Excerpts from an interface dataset
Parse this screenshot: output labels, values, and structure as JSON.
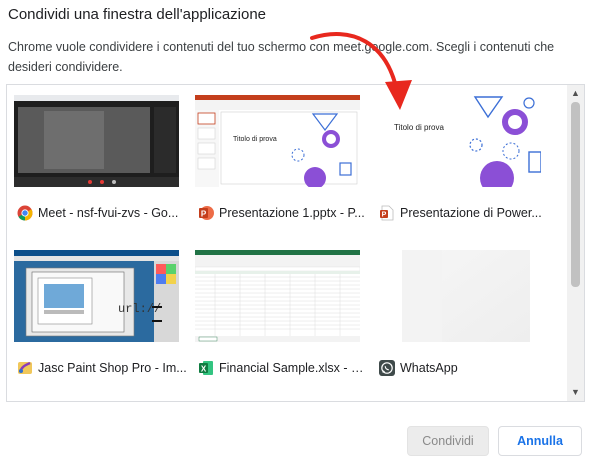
{
  "dialog": {
    "title": "Condividi una finestra dell'applicazione",
    "description": "Chrome vuole condividere i contenuti del tuo schermo con meet.google.com. Scegli i contenuti che desideri condividere."
  },
  "windows": [
    {
      "label": "Meet - nsf-fvui-zvs - Go...",
      "icon": "chrome-icon"
    },
    {
      "label": "Presentazione 1.pptx - P...",
      "icon": "powerpoint-icon"
    },
    {
      "label": "Presentazione di Power...",
      "icon": "powerpoint-doc-icon",
      "thumb_title": "Titolo di prova"
    },
    {
      "label": "Jasc Paint Shop Pro - Im...",
      "icon": "paint-shop-pro-icon"
    },
    {
      "label": "Financial Sample.xlsx - E...",
      "icon": "excel-icon"
    },
    {
      "label": "WhatsApp",
      "icon": "whatsapp-icon"
    }
  ],
  "ppt_thumb_title": "Titolo di prova",
  "buttons": {
    "share": "Condividi",
    "cancel": "Annulla"
  },
  "colors": {
    "accent": "#1a73e8",
    "annotation_arrow": "#e8281e",
    "slide_purple": "#8b4fd6",
    "slide_blue": "#3c6fd6"
  }
}
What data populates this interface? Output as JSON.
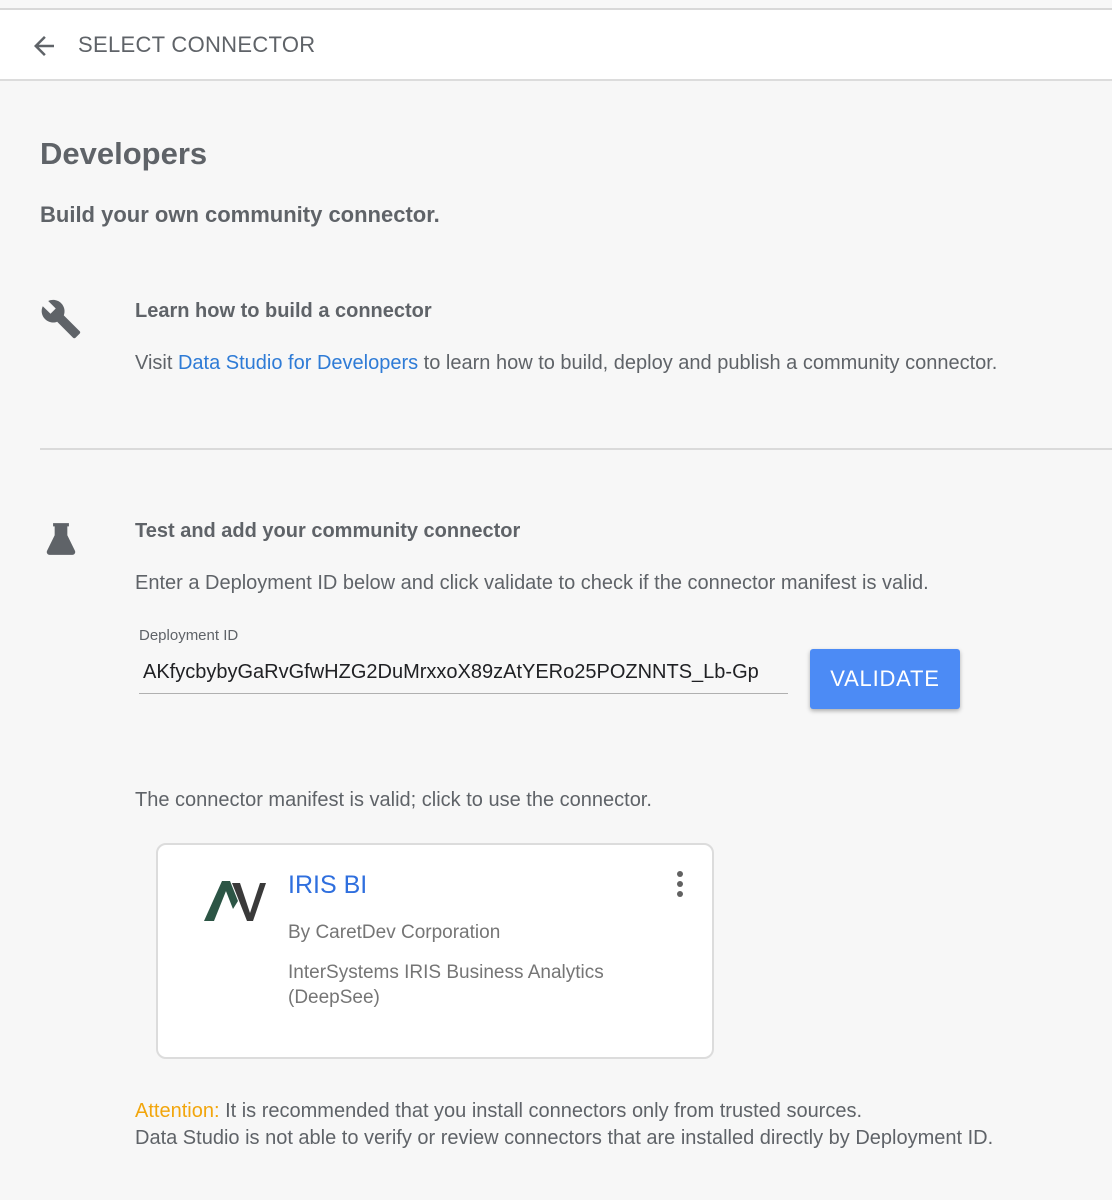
{
  "header": {
    "title": "SELECT CONNECTOR",
    "back_icon": "arrow-back-icon"
  },
  "page": {
    "title": "Developers",
    "subtitle": "Build your own community connector."
  },
  "learn_section": {
    "icon": "wrench-icon",
    "title": "Learn how to build a connector",
    "text_before_link": "Visit ",
    "link_text": "Data Studio for Developers",
    "text_after_link": " to learn how to build, deploy and publish a community connector."
  },
  "test_section": {
    "icon": "flask-icon",
    "title": "Test and add your community connector",
    "text": "Enter a Deployment ID below and click validate to check if the connector manifest is valid.",
    "field_label": "Deployment ID",
    "field_value": "AKfycbybyGaRvGfwHZG2DuMrxxoX89zAtYERo25POZNNTS_Lb-Gp",
    "validate_label": "VALIDATE",
    "validate_color": "#4c8bf5"
  },
  "result": {
    "message": "The connector manifest is valid; click to use the connector.",
    "connector": {
      "name": "IRIS BI",
      "author": "By CaretDev Corporation",
      "description": "InterSystems IRIS Business Analytics (DeepSee)",
      "logo_icon": "av-logo-icon",
      "more_icon": "more-vert-icon"
    }
  },
  "attention": {
    "label": "Attention:",
    "line1": " It is recommended that you install connectors only from trusted sources.",
    "line2": "Data Studio is not able to verify or review connectors that are installed directly by Deployment ID.",
    "label_color": "#f2a60d"
  }
}
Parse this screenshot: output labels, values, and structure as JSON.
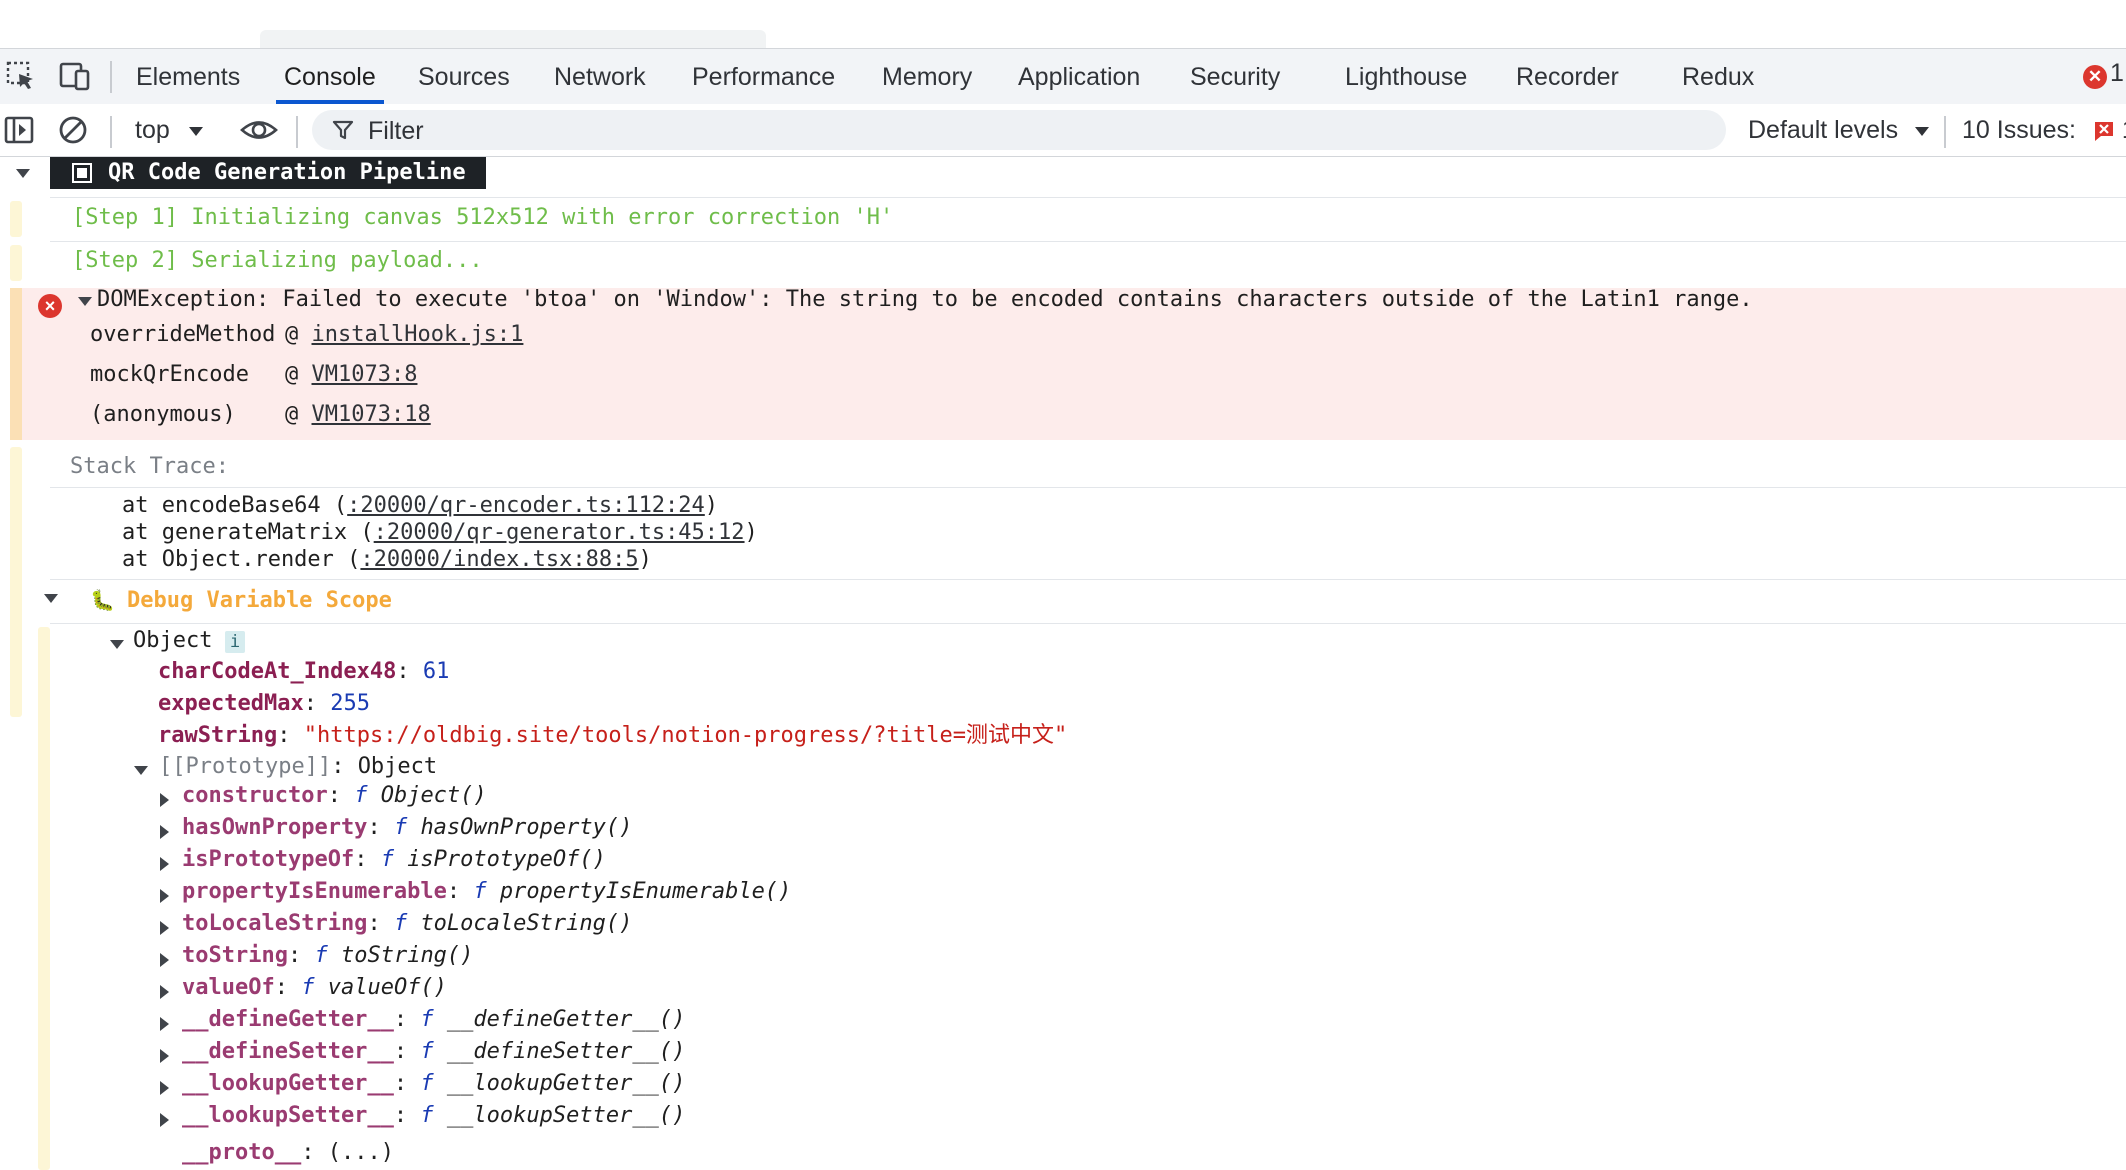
{
  "colors": {
    "accent": "#0b57d0",
    "error_badge": "#dc362e",
    "error_bg": "#fdeceb",
    "step_green": "#6fbd4a",
    "group_title_orange": "#f4a93b",
    "key_purple": "#8b1f52",
    "string_red": "#c6201a",
    "number_blue": "#1a3bb3"
  },
  "tabs": [
    "Elements",
    "Console",
    "Sources",
    "Network",
    "Performance",
    "Memory",
    "Application",
    "Security",
    "Lighthouse",
    "Recorder",
    "Redux"
  ],
  "active_tab": "Console",
  "tabbar": {
    "error_count": "1",
    "error_glyph": "✕"
  },
  "toolbar": {
    "context": "top",
    "filter_placeholder": "Filter",
    "levels": "Default levels",
    "issues_label": "10 Issues:",
    "issues_count": "1"
  },
  "group": {
    "title": "QR Code Generation Pipeline"
  },
  "steps": [
    "[Step 1] Initializing canvas 512x512 with error correction 'H'",
    "[Step 2] Serializing payload..."
  ],
  "error": {
    "message": "DOMException: Failed to execute 'btoa' on 'Window': The string to be encoded contains characters outside of the Latin1 range.",
    "frames": [
      {
        "fn": "overrideMethod",
        "at": "@",
        "link": "installHook.js:1"
      },
      {
        "fn": "mockQrEncode",
        "at": "@",
        "link": "VM1073:8"
      },
      {
        "fn": "(anonymous)",
        "at": "@",
        "link": "VM1073:18"
      }
    ]
  },
  "stack": {
    "label": "Stack Trace:",
    "lines": [
      {
        "prefix": "at encodeBase64 (",
        "link": ":20000/qr-encoder.ts:112:24",
        "suffix": ")"
      },
      {
        "prefix": "at generateMatrix (",
        "link": ":20000/qr-generator.ts:45:12",
        "suffix": ")"
      },
      {
        "prefix": "at Object.render (",
        "link": ":20000/index.tsx:88:5",
        "suffix": ")"
      }
    ]
  },
  "debug_group": {
    "emoji": "🐛",
    "title": "Debug Variable Scope",
    "object_label": "Object",
    "info": "i",
    "props": [
      {
        "key": "charCodeAt_Index48",
        "sep": ": ",
        "value": "61",
        "kind": "num"
      },
      {
        "key": "expectedMax",
        "sep": ": ",
        "value": "255",
        "kind": "num"
      },
      {
        "key": "rawString",
        "sep": ": ",
        "value": "\"https://oldbig.site/tools/notion-progress/?title=测试中文\"",
        "kind": "str"
      }
    ],
    "prototype_label": "[[Prototype]]",
    "prototype_value": "Object",
    "proto_entries": [
      {
        "key": "constructor",
        "name": "Object()"
      },
      {
        "key": "hasOwnProperty",
        "name": "hasOwnProperty()"
      },
      {
        "key": "isPrototypeOf",
        "name": "isPrototypeOf()"
      },
      {
        "key": "propertyIsEnumerable",
        "name": "propertyIsEnumerable()"
      },
      {
        "key": "toLocaleString",
        "name": "toLocaleString()"
      },
      {
        "key": "toString",
        "name": "toString()"
      },
      {
        "key": "valueOf",
        "name": "valueOf()"
      },
      {
        "key": "__defineGetter__",
        "name": "__defineGetter__()"
      },
      {
        "key": "__defineSetter__",
        "name": "__defineSetter__()"
      },
      {
        "key": "__lookupGetter__",
        "name": "__lookupGetter__()"
      },
      {
        "key": "__lookupSetter__",
        "name": "__lookupSetter__()"
      }
    ],
    "fn_glyph": "f",
    "proto_key": "__proto__",
    "proto_val": "(...)"
  }
}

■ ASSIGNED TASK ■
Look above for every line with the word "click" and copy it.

■ FINISHED TASK ■
    "text": "Enter a Deployment ID below and click validate to check if the connector manifest is valid.",
    "message": "The connector manifest is valid; click to use the connector.",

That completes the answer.